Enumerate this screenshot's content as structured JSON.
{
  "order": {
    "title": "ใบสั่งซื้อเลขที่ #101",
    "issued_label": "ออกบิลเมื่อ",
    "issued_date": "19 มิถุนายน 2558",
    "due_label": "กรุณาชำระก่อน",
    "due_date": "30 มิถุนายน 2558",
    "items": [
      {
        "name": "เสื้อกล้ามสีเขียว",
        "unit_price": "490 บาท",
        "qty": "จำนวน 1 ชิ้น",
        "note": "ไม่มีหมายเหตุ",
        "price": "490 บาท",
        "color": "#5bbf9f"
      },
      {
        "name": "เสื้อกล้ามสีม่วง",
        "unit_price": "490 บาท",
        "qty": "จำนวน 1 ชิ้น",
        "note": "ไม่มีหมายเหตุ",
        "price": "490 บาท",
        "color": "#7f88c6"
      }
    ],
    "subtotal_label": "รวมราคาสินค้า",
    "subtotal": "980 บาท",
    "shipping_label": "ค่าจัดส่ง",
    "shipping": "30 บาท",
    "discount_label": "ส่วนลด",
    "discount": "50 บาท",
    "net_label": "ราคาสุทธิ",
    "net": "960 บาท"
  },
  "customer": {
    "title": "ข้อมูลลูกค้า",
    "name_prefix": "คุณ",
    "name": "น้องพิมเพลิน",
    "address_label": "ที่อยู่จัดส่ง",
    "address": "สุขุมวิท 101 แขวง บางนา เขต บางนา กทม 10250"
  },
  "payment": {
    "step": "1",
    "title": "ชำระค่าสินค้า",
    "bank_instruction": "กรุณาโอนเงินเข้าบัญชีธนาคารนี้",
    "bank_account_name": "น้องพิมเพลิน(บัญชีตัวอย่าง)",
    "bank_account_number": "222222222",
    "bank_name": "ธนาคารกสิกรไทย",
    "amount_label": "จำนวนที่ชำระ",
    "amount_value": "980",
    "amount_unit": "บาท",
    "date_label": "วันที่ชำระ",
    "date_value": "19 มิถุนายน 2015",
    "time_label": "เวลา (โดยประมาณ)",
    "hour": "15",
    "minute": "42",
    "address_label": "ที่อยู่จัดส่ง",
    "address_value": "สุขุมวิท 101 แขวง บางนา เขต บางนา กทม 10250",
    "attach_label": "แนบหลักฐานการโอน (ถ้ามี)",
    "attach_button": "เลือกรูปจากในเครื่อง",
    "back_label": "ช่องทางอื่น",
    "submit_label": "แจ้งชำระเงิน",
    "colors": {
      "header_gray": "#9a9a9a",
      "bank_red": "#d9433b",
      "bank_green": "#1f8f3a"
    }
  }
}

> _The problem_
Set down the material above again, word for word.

> _Answer to the problem_
Enumerate this screenshot's content as structured JSON.
{
  "order": {
    "title": "ใบสั่งซื้อเลขที่ #101",
    "issued_label": "ออกบิลเมื่อ",
    "issued_date": "19 มิถุนายน 2558",
    "due_label": "กรุณาชำระก่อน",
    "due_date": "30 มิถุนายน 2558",
    "items": [
      {
        "name": "เสื้อกล้ามสีเขียว",
        "unit_price": "490 บาท",
        "qty": "จำนวน 1 ชิ้น",
        "note": "ไม่มีหมายเหตุ",
        "price": "490 บาท",
        "color": "#5bbf9f"
      },
      {
        "name": "เสื้อกล้ามสีม่วง",
        "unit_price": "490 บาท",
        "qty": "จำนวน 1 ชิ้น",
        "note": "ไม่มีหมายเหตุ",
        "price": "490 บาท",
        "color": "#7f88c6"
      }
    ],
    "subtotal_label": "รวมราคาสินค้า",
    "subtotal": "980 บาท",
    "shipping_label": "ค่าจัดส่ง",
    "shipping": "30 บาท",
    "discount_label": "ส่วนลด",
    "discount": "50 บาท",
    "net_label": "ราคาสุทธิ",
    "net": "960 บาท"
  },
  "customer": {
    "title": "ข้อมูลลูกค้า",
    "name_prefix": "คุณ",
    "name": "น้องพิมเพลิน",
    "address_label": "ที่อยู่จัดส่ง",
    "address": "สุขุมวิท 101 แขวง บางนา เขต บางนา กทม 10250"
  },
  "payment": {
    "step": "1",
    "title": "ชำระค่าสินค้า",
    "bank_instruction": "กรุณาโอนเงินเข้าบัญชีธนาคารนี้",
    "bank_account_name": "น้องพิมเพลิน(บัญชีตัวอย่าง)",
    "bank_account_number": "222222222",
    "bank_name": "ธนาคารกสิกรไทย",
    "amount_label": "จำนวนที่ชำระ",
    "amount_value": "980",
    "amount_unit": "บาท",
    "date_label": "วันที่ชำระ",
    "date_value": "19 มิถุนายน 2015",
    "time_label": "เวลา (โดยประมาณ)",
    "hour": "15",
    "minute": "42",
    "address_label": "ที่อยู่จัดส่ง",
    "address_value": "สุขุมวิท 101 แขวง บางนา เขต บางนา กทม 10250",
    "attach_label": "แนบหลักฐานการโอน (ถ้ามี)",
    "attach_button": "เลือกรูปจากในเครื่อง",
    "back_label": "ช่องทางอื่น",
    "submit_label": "แจ้งชำระเงิน",
    "colors": {
      "header_gray": "#9a9a9a",
      "bank_red": "#d9433b",
      "bank_green": "#1f8f3a"
    }
  }
}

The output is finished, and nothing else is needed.